The lot you have to explore is small and doesn’t change much or open up a lot during the game, but it’s quietly beautiful. All the backgrounds are hand-drawn, with the 3D character models placed on top of them; an effect that works surprisingly well, even if it’s a shame that the 3DS’ image quality sometimes stops this from looking as good as it could be. It also means that each screen on the game has a fixed camera angle à la Resident Evil, although it works better in this game given the slow moving nature of the gameplay.

Attack of the Friday Monsters makes use of its status as a videogame even outside of Monster Cards. Although much of what I’ve described of Friday Monsters’ strengths could come forth in a book or film, games as a whole are more immersive, and there’s something to be said for small atmospheric details — such as the radios playing in shops, or the train announcements that get quieter as you move away from the train station — that can only have the effect they have in a video game form. Additionally, even though the story is highly structured, the small moments of freedom that come from deciding in which order to complete optional episodes, or even which route to take to a point on the map all contribute to sucking you in to this act of tourism in someone else’s memories.

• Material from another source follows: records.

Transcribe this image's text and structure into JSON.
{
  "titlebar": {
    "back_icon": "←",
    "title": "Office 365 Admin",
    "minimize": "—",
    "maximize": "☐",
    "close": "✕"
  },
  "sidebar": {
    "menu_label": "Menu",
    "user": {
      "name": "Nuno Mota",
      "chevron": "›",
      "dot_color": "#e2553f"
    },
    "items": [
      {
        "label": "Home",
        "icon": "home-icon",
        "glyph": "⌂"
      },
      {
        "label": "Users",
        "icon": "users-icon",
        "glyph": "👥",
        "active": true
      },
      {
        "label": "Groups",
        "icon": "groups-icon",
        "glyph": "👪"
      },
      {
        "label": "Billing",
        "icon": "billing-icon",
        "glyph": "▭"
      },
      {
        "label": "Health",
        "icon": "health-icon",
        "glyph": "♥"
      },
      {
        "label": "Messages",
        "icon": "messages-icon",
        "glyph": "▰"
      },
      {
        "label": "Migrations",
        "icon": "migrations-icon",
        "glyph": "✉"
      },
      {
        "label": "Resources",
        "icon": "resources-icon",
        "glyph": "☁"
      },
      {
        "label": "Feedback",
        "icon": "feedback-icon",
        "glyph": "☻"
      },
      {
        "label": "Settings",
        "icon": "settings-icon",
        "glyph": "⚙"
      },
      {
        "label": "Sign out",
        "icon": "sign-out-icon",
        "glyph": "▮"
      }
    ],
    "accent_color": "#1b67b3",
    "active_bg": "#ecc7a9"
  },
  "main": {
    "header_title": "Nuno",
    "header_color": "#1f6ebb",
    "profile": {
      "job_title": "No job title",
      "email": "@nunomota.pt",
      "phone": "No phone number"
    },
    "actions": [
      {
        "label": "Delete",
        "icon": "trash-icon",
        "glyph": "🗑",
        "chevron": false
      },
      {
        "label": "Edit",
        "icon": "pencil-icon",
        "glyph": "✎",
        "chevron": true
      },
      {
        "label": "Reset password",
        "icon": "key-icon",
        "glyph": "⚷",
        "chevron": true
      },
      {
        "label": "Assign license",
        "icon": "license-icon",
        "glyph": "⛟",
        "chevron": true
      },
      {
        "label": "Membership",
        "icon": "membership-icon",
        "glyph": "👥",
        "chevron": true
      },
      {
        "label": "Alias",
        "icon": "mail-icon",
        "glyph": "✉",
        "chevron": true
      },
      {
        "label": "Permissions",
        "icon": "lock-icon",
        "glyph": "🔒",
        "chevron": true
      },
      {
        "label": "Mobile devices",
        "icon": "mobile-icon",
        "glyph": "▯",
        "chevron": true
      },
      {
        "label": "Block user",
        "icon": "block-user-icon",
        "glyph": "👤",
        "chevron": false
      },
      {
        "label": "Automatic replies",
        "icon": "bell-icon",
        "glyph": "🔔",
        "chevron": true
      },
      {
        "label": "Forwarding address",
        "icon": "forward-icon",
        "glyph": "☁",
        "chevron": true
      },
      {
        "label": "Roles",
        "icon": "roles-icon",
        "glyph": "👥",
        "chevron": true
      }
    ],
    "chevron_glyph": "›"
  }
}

Attack of the Friday Monsters was created by Kaz Ayabe (born in 1965), who is best known otherwise for creating the Japan-only series Boku no Natusyasumi (lit. My Summer Holiday). These games have a similar gentle, holiday feel to them, but they are more open life-sims. Attack of the Friday Monsters is a much stranger game, and a much more personal game. For someone like me, this exemplifies the strengths of the Guild series. It gave creators a chance to make extremely personal projects with a big budget, not ever having to worry about anything except how to best bring to life their vision. Boku no Natusyasumi has 4 games in its series, whereas there will likely and hopefully never be an Attack of the Saturday Monsters. But therein lies its charm – Ayabe was allowed to make a game about the strange inconsistencies and confusing nature of childhood, all the while bringing the player into a slice of Japan that can no longer be experienced. It does indeed make me nostalgic for someone else’s childhood.